Although getting to Cradle Mountain is quite a stretch from Hobart, there is one reputable company that organises transport and day trips (return). The price includes your National Park entry ticket, air-conditioned vehicle transport and a flexible itinerary once you arrive.
The total time for this huge day trip is around 14-15 hours, which will give you plenty of time to explore the National Park and the early departure is perfect since you won't be wasting any precious daylight hours.
Organised Day trip from Launceston
The closer proximity between Launceston to Cradle Mountain means there are more options available for getting there on a day trip. The one I recommend is the highest-rated in Launceston and includes heaps more than just the transport.
- Hotel pickup and drop-off
- Transportation by comfortable minibus
- Professional guide with full commentary
- Several Guided Walks
- Entrance fee and National Parks Pass
- Water and light snacks
Organised day trip to from Burnie
Burnie is a great place to base yourself in Tasmania and luckily, a local here runs one of the best small-group tours that answers your question for how to get to Cradle Mountain from the north. Additionally, Burnie is a popular port for Tasmanian Cruise ships, making this particular tour popular for those stopping in the port town.
This is one of the most affordable options for getting to Cradle Mountain and since it's a small-group offering, itineraries are really flexible.
Option 3: Book a Private Charter to Cradle Mountain
If you'd rather organise your own private transport to Cradle Mountain, you can also book a private charter. You'll need to book this particular option online in advance and keep in mind that this is much more expensive than simply jumping on a shuttle (above).
Where to Stay - Accommodation Guide
Did you know that it's also possible to stay near Cradle Mountain? Since there's so much to do and explore here, spending at least a few days is a good bet! Below I've linked to the two best accommodation options closest to the National Park.
- Cradle Mountain Wilderness Village - Located right on the edge of the World Heritage Listed National Park, The Wilderness Village offers self-contained accommodation in a rainforest setting.In terms of distance to the park, this is as close as it gets. It's a 5-minute walk to the Visitor Centre and a 10-minute drive to the start of the popular Overland Track.

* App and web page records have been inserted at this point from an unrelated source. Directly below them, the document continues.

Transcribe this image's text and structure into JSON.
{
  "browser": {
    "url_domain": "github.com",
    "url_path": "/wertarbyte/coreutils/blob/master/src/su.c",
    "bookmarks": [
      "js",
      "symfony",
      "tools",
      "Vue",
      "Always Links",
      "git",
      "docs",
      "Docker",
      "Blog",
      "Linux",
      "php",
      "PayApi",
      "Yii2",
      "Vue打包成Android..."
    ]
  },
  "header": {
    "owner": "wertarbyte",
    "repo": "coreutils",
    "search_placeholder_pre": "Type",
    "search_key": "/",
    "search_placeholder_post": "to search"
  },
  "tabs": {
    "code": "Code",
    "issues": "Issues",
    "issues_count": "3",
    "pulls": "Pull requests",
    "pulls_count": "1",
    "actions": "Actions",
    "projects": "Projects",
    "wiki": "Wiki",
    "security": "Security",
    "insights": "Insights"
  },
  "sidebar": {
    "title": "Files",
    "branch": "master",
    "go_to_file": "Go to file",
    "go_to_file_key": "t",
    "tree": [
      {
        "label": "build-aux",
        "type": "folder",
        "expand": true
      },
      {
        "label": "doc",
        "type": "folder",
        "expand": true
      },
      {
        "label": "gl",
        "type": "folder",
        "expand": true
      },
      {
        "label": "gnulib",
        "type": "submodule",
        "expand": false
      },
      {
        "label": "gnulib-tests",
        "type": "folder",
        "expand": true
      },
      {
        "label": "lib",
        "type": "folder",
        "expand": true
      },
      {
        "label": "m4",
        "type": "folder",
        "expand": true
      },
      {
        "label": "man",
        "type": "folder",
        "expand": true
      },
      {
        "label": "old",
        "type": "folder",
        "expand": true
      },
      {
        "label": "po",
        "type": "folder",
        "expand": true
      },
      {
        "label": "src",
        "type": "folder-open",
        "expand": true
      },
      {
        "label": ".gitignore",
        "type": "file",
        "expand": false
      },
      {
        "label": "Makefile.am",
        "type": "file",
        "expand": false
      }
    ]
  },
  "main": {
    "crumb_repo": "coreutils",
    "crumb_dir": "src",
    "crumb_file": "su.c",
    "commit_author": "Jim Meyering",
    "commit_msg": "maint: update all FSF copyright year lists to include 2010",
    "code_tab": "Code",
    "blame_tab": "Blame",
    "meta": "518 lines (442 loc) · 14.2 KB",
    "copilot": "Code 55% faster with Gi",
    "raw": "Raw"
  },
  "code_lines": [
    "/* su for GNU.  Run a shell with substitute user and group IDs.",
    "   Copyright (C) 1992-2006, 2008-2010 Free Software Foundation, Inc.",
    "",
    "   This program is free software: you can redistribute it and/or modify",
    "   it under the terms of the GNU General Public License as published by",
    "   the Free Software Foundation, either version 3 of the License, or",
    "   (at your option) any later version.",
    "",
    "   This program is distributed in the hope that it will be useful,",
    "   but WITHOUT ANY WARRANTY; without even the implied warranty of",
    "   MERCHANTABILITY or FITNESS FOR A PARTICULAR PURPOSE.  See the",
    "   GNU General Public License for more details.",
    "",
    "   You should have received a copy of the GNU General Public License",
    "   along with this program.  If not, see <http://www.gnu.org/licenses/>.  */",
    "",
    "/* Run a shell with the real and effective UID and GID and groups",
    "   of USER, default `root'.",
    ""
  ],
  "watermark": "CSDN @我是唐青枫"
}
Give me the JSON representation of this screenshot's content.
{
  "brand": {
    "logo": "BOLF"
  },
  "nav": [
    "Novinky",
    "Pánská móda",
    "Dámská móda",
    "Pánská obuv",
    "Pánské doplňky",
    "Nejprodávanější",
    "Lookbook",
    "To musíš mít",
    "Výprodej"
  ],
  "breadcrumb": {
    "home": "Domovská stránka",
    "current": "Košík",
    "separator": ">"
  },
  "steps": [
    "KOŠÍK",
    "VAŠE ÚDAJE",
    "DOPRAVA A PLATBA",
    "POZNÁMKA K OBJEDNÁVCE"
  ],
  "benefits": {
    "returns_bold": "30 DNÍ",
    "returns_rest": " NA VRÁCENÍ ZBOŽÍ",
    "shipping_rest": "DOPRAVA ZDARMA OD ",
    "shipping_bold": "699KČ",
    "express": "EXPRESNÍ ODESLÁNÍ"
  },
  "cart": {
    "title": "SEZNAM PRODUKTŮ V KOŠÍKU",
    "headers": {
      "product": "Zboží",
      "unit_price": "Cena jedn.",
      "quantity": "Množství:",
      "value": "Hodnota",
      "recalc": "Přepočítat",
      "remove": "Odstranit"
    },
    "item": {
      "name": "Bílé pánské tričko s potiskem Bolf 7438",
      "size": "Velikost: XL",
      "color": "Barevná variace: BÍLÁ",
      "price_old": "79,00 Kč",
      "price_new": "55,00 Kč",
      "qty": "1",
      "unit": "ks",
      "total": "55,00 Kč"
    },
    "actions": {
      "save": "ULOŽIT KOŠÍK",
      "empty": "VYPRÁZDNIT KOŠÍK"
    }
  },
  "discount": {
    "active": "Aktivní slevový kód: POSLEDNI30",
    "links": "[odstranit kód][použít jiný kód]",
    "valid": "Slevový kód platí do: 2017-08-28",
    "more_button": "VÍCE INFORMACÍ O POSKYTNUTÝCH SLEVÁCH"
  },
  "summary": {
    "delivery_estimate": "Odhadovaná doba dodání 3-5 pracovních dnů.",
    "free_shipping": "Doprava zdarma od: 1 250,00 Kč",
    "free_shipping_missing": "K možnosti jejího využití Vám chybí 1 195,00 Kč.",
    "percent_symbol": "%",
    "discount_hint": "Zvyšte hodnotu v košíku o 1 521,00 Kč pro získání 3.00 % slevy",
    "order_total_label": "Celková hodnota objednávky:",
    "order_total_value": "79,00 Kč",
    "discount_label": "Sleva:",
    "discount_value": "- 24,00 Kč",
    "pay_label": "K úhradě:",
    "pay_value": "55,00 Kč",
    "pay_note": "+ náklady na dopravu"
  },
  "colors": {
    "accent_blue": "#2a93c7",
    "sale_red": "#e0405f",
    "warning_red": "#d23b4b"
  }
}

- Lemonthyme Wilderness Retreat - An award-winning boutique wilderness lodge with an on-site restaurant and is tucked away in a peaceful rainforest, approximately 40 minutes from the Cradle mountain National Park. This is a great retreat for travelers in Tasmania that want to get away from it all and spend some time in nature. Nearby you'll also find Bridal Veil and Champagne Falls– two of my favourite waterfalls in Tasmania.
FAQS About Getting to Cradle Mountain Tasmania
How Far is Cradle Mountain From Hobart?
The total drive from Hobart to Cradle Mountain is 330 km (4-5 hours).
How Far is Cradle Mountain From Launceston?
The total drive from Launceston to Cradle Mountain is 150 km (2.5 hours).
How Far is Cradle Mountain From Devonport?
The Total drive from Devonport to Cradle Mountain is 87 km (1.5 hours)
Best Tours and Activities to book at Cradle Mountain
Below is my hand-picked list of the best tours and activities available in the park. Since this is the most popular park in Tasmania, I highly recommend booking activities and guides online in advance to secure a spot.
More Tasmanian Travel Guides and Adventure Inspiration
I hope this blog post has helped answer your questions about how to get to Cradle Mountain in Tasmania. Before you head off, make sure to check out some of my other travel guides for more inspiration for the region. I've spent several months exploring this beautiful part of Australia and written dozens of details guides!